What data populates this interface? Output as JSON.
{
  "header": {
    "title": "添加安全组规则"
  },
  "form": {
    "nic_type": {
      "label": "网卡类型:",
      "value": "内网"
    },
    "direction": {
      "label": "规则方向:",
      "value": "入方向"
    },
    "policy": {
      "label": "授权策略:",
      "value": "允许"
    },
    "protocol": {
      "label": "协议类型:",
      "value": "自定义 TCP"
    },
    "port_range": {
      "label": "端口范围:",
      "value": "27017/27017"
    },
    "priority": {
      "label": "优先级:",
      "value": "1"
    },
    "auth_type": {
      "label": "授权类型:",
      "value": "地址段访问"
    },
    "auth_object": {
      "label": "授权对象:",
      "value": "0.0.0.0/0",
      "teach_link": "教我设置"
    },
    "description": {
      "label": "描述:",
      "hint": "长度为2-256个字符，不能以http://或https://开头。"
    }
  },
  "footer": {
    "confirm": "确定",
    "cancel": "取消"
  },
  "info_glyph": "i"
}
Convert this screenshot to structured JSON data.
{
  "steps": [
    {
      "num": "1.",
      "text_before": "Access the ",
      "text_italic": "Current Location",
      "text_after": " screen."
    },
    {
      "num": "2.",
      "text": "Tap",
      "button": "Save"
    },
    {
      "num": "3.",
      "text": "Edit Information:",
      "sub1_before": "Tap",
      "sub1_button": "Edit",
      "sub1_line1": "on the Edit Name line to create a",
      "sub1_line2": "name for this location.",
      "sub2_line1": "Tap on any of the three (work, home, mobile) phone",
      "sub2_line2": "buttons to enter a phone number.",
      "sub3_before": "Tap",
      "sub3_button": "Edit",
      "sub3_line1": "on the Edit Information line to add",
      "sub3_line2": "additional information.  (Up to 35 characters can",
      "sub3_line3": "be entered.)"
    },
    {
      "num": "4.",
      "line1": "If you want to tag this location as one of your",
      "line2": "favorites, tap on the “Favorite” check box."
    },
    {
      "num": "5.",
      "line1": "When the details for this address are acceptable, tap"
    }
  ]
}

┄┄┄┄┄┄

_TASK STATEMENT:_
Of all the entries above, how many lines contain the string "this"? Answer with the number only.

_RESULT BELOW:_
5